3. Rating data.
Any qualified database, one that has enough data (samples analyzed) to utilize statistical techniques with confidence, will provide the means to set limits.
Table 1 shows suggested settings for Severity 1-4 (green through red) using average value + standard deviation (sigma) multiples. This is a common technique, but there is nothing that says one cannot utilize sigma fractions or any other alternative that results in the desired constraints. Over time, limits and trending algorithms are inevitably tweaked to reflect additional data. There also are the notions of normalization for fluid and operating hours, trending beneath limits (run rate) and environmental conditions (exposure to chemicals or dust or water).

Table 1. Data Rating Example Calculating and Setting Limits + Ranges Assign Severity Ratings

4. Rules that determine advisories.
It is important to recognize that, once a statistical range is achieved, and color bins filled, the actual value that determined each color/severity assigned becomes less significant because its overall importance in the data mix has already been defined. Data are then confined to five states, four of which can be represented in rules.
This brings us to pattern recognition, the primary tool of artificial intelligence. Table 2 is emblematic, a very typical relationship between, say, iron (Fe) and silicon (Si). You might ponder this matrix in the abstract, i.e., irrespective of what type of component the test results (the severities for Fe and Si) originated. There are 16 propositions that are actually “comment slots.” Assuming Fe is often the dominant wear metal in a used lube sample, and that Si is more often than not abrasive in the form of sand-like “dirt,” how would you fill each of these “opportunities” such that all the bases are covered?
What do you say when Fe is Severity 4 and Si Severity 1?
What do you say when Si is Severity 4 and Fe Severity 1?
What comments would you make for the remaining 14 propositions?
[Assume nothing else is abnormal so far as available test data.]
[Assume this is a routine sample with no special condition reported.]

Table 2. 2-Phase Rule for Fe & Si Wear vs. Abrasives (?)

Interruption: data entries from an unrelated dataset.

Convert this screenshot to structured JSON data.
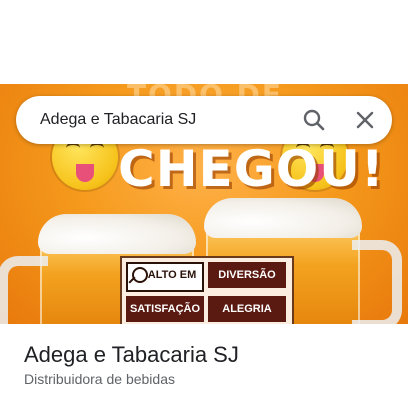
{
  "search": {
    "query": "Adega e Tabacaria SJ",
    "search_icon": "search-icon",
    "clear_icon": "close-icon"
  },
  "hero": {
    "banner_top": "TODO DE",
    "headline": "CHEGOU!",
    "tags": [
      "ALTO EM",
      "DIVERSÃO",
      "SATISFAÇÃO",
      "ALEGRIA"
    ]
  },
  "place": {
    "name": "Adega e Tabacaria SJ",
    "category": "Distribuidora de bebidas"
  },
  "colors": {
    "accent_orange": "#f59a1c",
    "tag_brown": "#5a1a12",
    "title_text": "#202124",
    "subtitle_text": "#5f6368"
  }
}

Jack Poley is managing partner of Condition Monitoring International (CMI), Miami, consultants in fluid analysis. You can reach him at For more information about CMI, visit